Dataset extract =

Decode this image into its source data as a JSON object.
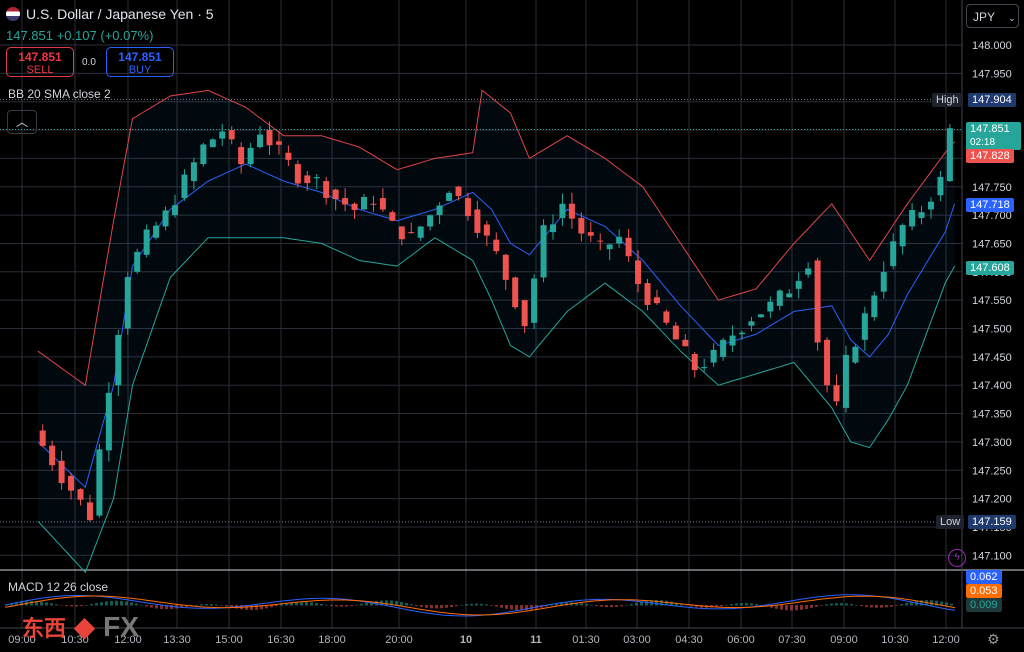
{
  "header": {
    "symbol": "U.S. Dollar / Japanese Yen · 5",
    "flag_icon": "us-jp-flag-icon",
    "price_change": "147.851 +0.107 (+0.07%)",
    "sell_price": "147.851",
    "sell_label": "SELL",
    "spread": "0.0",
    "buy_price": "147.851",
    "buy_label": "BUY",
    "currency": "JPY",
    "indicator_bb": "BB 20 SMA close 2",
    "indicator_macd": "MACD 12 26 close"
  },
  "tags": {
    "high_label": "High",
    "high_value": "147.904",
    "last_value": "147.851",
    "countdown": "02:18",
    "upper_band": "147.828",
    "basis": "147.718",
    "lower_band": "147.608",
    "low_label": "Low",
    "low_value": "147.159",
    "macd_value": "0.062",
    "signal_value": "0.053",
    "hist_value": "0.009"
  },
  "watermark": {
    "cn": "东西",
    "fx": "FX"
  },
  "chart_data": {
    "type": "candlestick",
    "interval": "5",
    "price_axis": [
      "148.000",
      "147.950",
      "147.900",
      "147.850",
      "147.800",
      "147.750",
      "147.700",
      "147.650",
      "147.600",
      "147.550",
      "147.500",
      "147.450",
      "147.400",
      "147.350",
      "147.300",
      "147.250",
      "147.200",
      "147.150",
      "147.100"
    ],
    "time_axis": [
      "09:00",
      "10:30",
      "12:00",
      "13:30",
      "15:00",
      "16:30",
      "18:00",
      "20:00",
      "10",
      "11",
      "01:30",
      "03:00",
      "04:30",
      "06:00",
      "07:30",
      "09:00",
      "10:30",
      "12:00"
    ],
    "ylim": [
      147.08,
      148.03
    ],
    "grid": true,
    "price_path": [
      [
        0,
        147.32
      ],
      [
        3,
        147.24
      ],
      [
        6,
        147.17
      ],
      [
        8,
        147.4
      ],
      [
        10,
        147.6
      ],
      [
        12,
        147.66
      ],
      [
        14,
        147.7
      ],
      [
        16,
        147.76
      ],
      [
        18,
        147.82
      ],
      [
        20,
        147.85
      ],
      [
        22,
        147.79
      ],
      [
        24,
        147.85
      ],
      [
        26,
        147.81
      ],
      [
        28,
        147.77
      ],
      [
        30,
        147.76
      ],
      [
        32,
        147.73
      ],
      [
        34,
        147.71
      ],
      [
        36,
        147.73
      ],
      [
        38,
        147.68
      ],
      [
        40,
        147.66
      ],
      [
        42,
        147.7
      ],
      [
        44,
        147.75
      ],
      [
        46,
        147.71
      ],
      [
        49,
        147.63
      ],
      [
        52,
        147.51
      ],
      [
        54,
        147.67
      ],
      [
        56,
        147.72
      ],
      [
        58,
        147.67
      ],
      [
        60,
        147.64
      ],
      [
        62,
        147.66
      ],
      [
        64,
        147.58
      ],
      [
        66,
        147.53
      ],
      [
        68,
        147.48
      ],
      [
        70,
        147.43
      ],
      [
        72,
        147.45
      ],
      [
        74,
        147.49
      ],
      [
        76,
        147.52
      ],
      [
        78,
        147.54
      ],
      [
        80,
        147.57
      ],
      [
        82,
        147.62
      ],
      [
        83,
        147.48
      ],
      [
        84,
        147.4
      ],
      [
        85,
        147.36
      ],
      [
        86,
        147.44
      ],
      [
        88,
        147.52
      ],
      [
        90,
        147.61
      ],
      [
        92,
        147.68
      ],
      [
        94,
        147.71
      ],
      [
        96,
        147.76
      ],
      [
        97,
        147.85
      ]
    ],
    "bb_upper": [
      [
        0,
        147.46
      ],
      [
        5,
        147.4
      ],
      [
        8,
        147.69
      ],
      [
        10,
        147.87
      ],
      [
        14,
        147.91
      ],
      [
        18,
        147.92
      ],
      [
        22,
        147.89
      ],
      [
        26,
        147.84
      ],
      [
        30,
        147.84
      ],
      [
        34,
        147.82
      ],
      [
        38,
        147.78
      ],
      [
        42,
        147.8
      ],
      [
        46,
        147.81
      ],
      [
        47,
        147.92
      ],
      [
        50,
        147.88
      ],
      [
        52,
        147.8
      ],
      [
        56,
        147.84
      ],
      [
        60,
        147.8
      ],
      [
        64,
        147.75
      ],
      [
        68,
        147.65
      ],
      [
        72,
        147.55
      ],
      [
        76,
        147.57
      ],
      [
        80,
        147.65
      ],
      [
        84,
        147.72
      ],
      [
        88,
        147.62
      ],
      [
        92,
        147.72
      ],
      [
        96,
        147.81
      ],
      [
        97,
        147.83
      ]
    ],
    "bb_basis": [
      [
        0,
        147.3
      ],
      [
        5,
        147.22
      ],
      [
        8,
        147.4
      ],
      [
        10,
        147.61
      ],
      [
        14,
        147.71
      ],
      [
        18,
        147.76
      ],
      [
        22,
        147.79
      ],
      [
        26,
        147.76
      ],
      [
        30,
        147.74
      ],
      [
        34,
        147.71
      ],
      [
        38,
        147.69
      ],
      [
        42,
        147.71
      ],
      [
        46,
        147.74
      ],
      [
        48,
        147.71
      ],
      [
        50,
        147.65
      ],
      [
        52,
        147.63
      ],
      [
        56,
        147.71
      ],
      [
        60,
        147.68
      ],
      [
        64,
        147.62
      ],
      [
        68,
        147.54
      ],
      [
        72,
        147.47
      ],
      [
        76,
        147.49
      ],
      [
        80,
        147.53
      ],
      [
        84,
        147.54
      ],
      [
        86,
        147.48
      ],
      [
        88,
        147.45
      ],
      [
        90,
        147.49
      ],
      [
        92,
        147.56
      ],
      [
        96,
        147.67
      ],
      [
        97,
        147.72
      ]
    ],
    "bb_lower": [
      [
        0,
        147.16
      ],
      [
        5,
        147.07
      ],
      [
        8,
        147.2
      ],
      [
        10,
        147.4
      ],
      [
        14,
        147.59
      ],
      [
        18,
        147.66
      ],
      [
        22,
        147.66
      ],
      [
        26,
        147.66
      ],
      [
        30,
        147.65
      ],
      [
        34,
        147.62
      ],
      [
        38,
        147.61
      ],
      [
        42,
        147.66
      ],
      [
        46,
        147.62
      ],
      [
        48,
        147.55
      ],
      [
        50,
        147.47
      ],
      [
        52,
        147.45
      ],
      [
        56,
        147.53
      ],
      [
        60,
        147.58
      ],
      [
        64,
        147.53
      ],
      [
        68,
        147.46
      ],
      [
        72,
        147.4
      ],
      [
        76,
        147.42
      ],
      [
        80,
        147.44
      ],
      [
        84,
        147.36
      ],
      [
        86,
        147.3
      ],
      [
        88,
        147.29
      ],
      [
        90,
        147.34
      ],
      [
        92,
        147.4
      ],
      [
        96,
        147.58
      ],
      [
        97,
        147.61
      ]
    ],
    "high": 147.904,
    "low": 147.159,
    "last": 147.851,
    "colors": {
      "up": "#26a69a",
      "down": "#ef5350",
      "upper": "#e0444c",
      "basis": "#2962ff",
      "lower": "#26a69a",
      "macd": "#2962ff",
      "signal": "#ff6d00"
    }
  }
}
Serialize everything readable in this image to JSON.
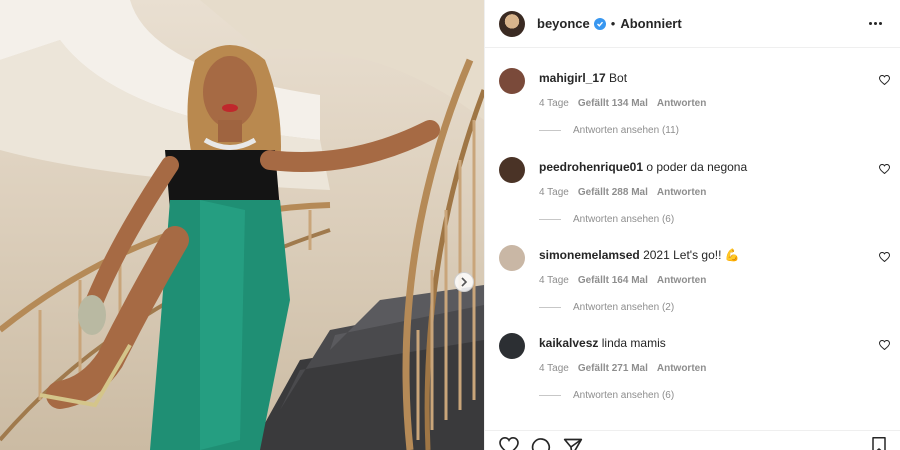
{
  "post": {
    "username": "beyonce",
    "verified": true,
    "separator": "•",
    "follow_status": "Abonniert",
    "more_icon": "more-horizontal-icon"
  },
  "comments": [
    {
      "username": "mahigirl_17",
      "text": "Bot",
      "age": "4 Tage",
      "likes": "Gefällt 134 Mal",
      "reply_label": "Antworten",
      "view_replies": "Antworten ansehen (11)",
      "avatar_color": "#7a4a3a"
    },
    {
      "username": "peedrohenrique01",
      "text": "o poder da negona",
      "age": "4 Tage",
      "likes": "Gefällt 288 Mal",
      "reply_label": "Antworten",
      "view_replies": "Antworten ansehen (6)",
      "avatar_color": "#4a3326"
    },
    {
      "username": "simonemelamsed",
      "text": "2021 Let's go!! 💪",
      "age": "4 Tage",
      "likes": "Gefällt 164 Mal",
      "reply_label": "Antworten",
      "view_replies": "Antworten ansehen (2)",
      "avatar_color": "#c9b7a5"
    },
    {
      "username": "kaikalvesz",
      "text": "linda mamis",
      "age": "4 Tage",
      "likes": "Gefällt 271 Mal",
      "reply_label": "Antworten",
      "view_replies": "Antworten ansehen (6)",
      "avatar_color": "#2c2f33"
    }
  ],
  "actions": {
    "like_icon": "heart-icon",
    "comment_icon": "comment-icon",
    "share_icon": "send-icon",
    "save_icon": "bookmark-icon"
  },
  "colors": {
    "verified_blue": "#3897f0",
    "muted_text": "#8e8e8e",
    "primary_text": "#262626",
    "dress_green": "#1f8f74"
  }
}
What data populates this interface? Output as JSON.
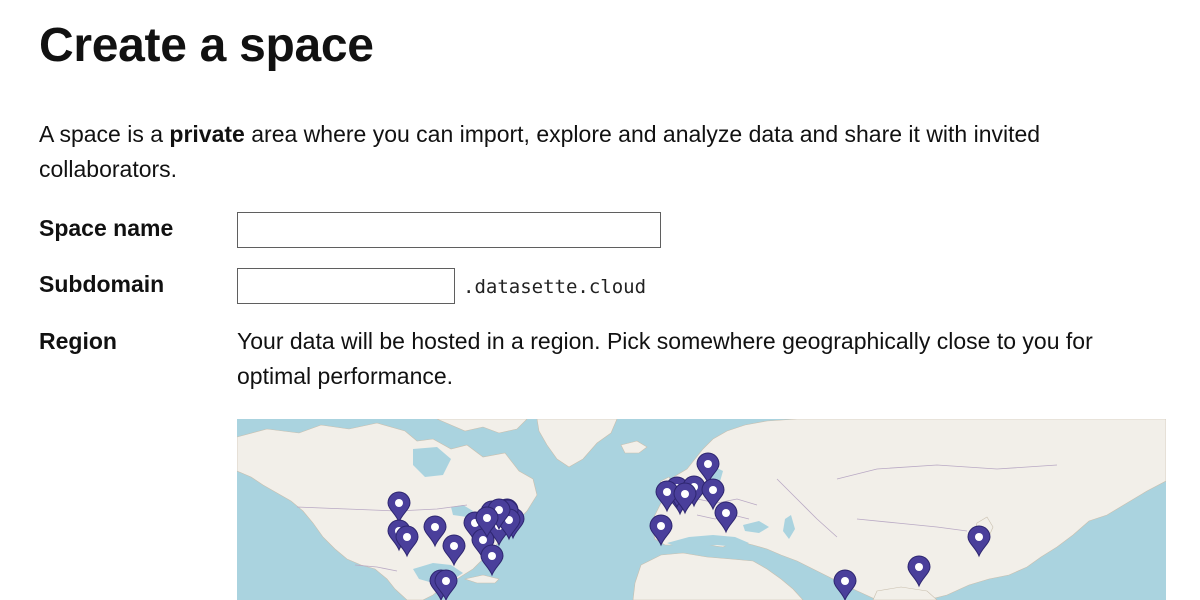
{
  "page": {
    "title": "Create a space",
    "intro_prefix": "A space is a ",
    "intro_bold": "private",
    "intro_suffix": " area where you can import, explore and analyze data and share it with invited collaborators."
  },
  "form": {
    "space_name": {
      "label": "Space name",
      "value": "",
      "placeholder": ""
    },
    "subdomain": {
      "label": "Subdomain",
      "value": "",
      "placeholder": "",
      "suffix": ".datasette.cloud"
    },
    "region": {
      "label": "Region",
      "help": "Your data will be hosted in a region. Pick somewhere geographically close to you for optimal performance."
    }
  },
  "map": {
    "colors": {
      "water": "#aad3df",
      "land": "#f2efe9",
      "border": "#b9a9c4",
      "marker": "#4a3f9b",
      "marker_outline": "#2e2670",
      "marker_dot": "#ffffff"
    },
    "markers": [
      "region-marker-1",
      "region-marker-2",
      "region-marker-3",
      "region-marker-4",
      "region-marker-5",
      "region-marker-6",
      "region-marker-7",
      "region-marker-8",
      "region-marker-9",
      "region-marker-10",
      "region-marker-11",
      "region-marker-12",
      "region-marker-13",
      "region-marker-14",
      "region-marker-15",
      "region-marker-16",
      "region-marker-17",
      "region-marker-18",
      "region-marker-19",
      "region-marker-20",
      "region-marker-21",
      "region-marker-22",
      "region-marker-23",
      "region-marker-24",
      "region-marker-25",
      "region-marker-26",
      "region-marker-27",
      "region-marker-28",
      "region-marker-29",
      "region-marker-30",
      "region-marker-31",
      "region-marker-32"
    ]
  }
}
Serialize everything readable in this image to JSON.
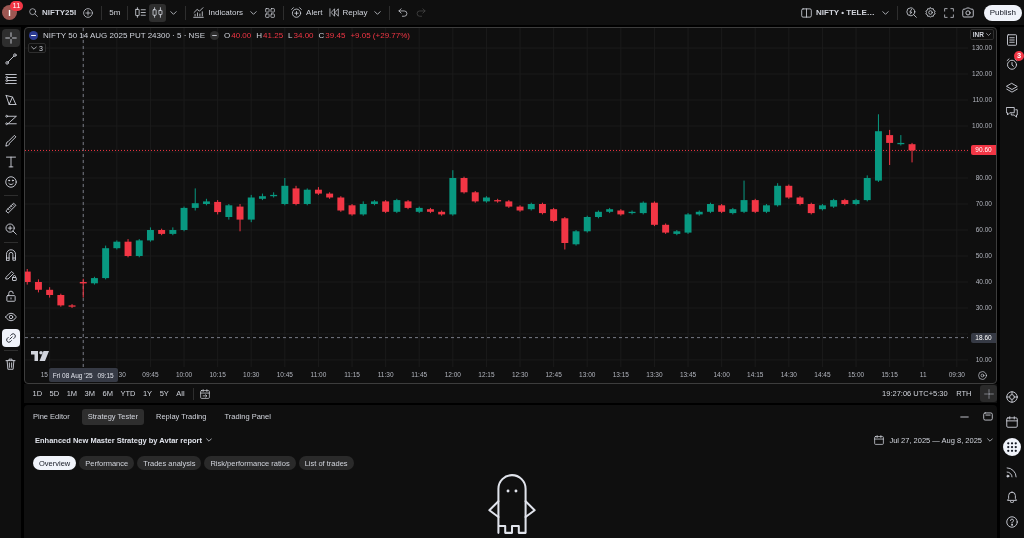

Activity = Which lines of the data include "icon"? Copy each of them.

Finished exercise =
    "flag_icon": "us-jp-flag-icon",
    "more_icon": "more-horizontal-icon"
    "like_icon": "heart-icon",
    "comment_icon": "comment-icon",
    "share_icon": "send-icon",
    "save_icon": "bookmark-icon"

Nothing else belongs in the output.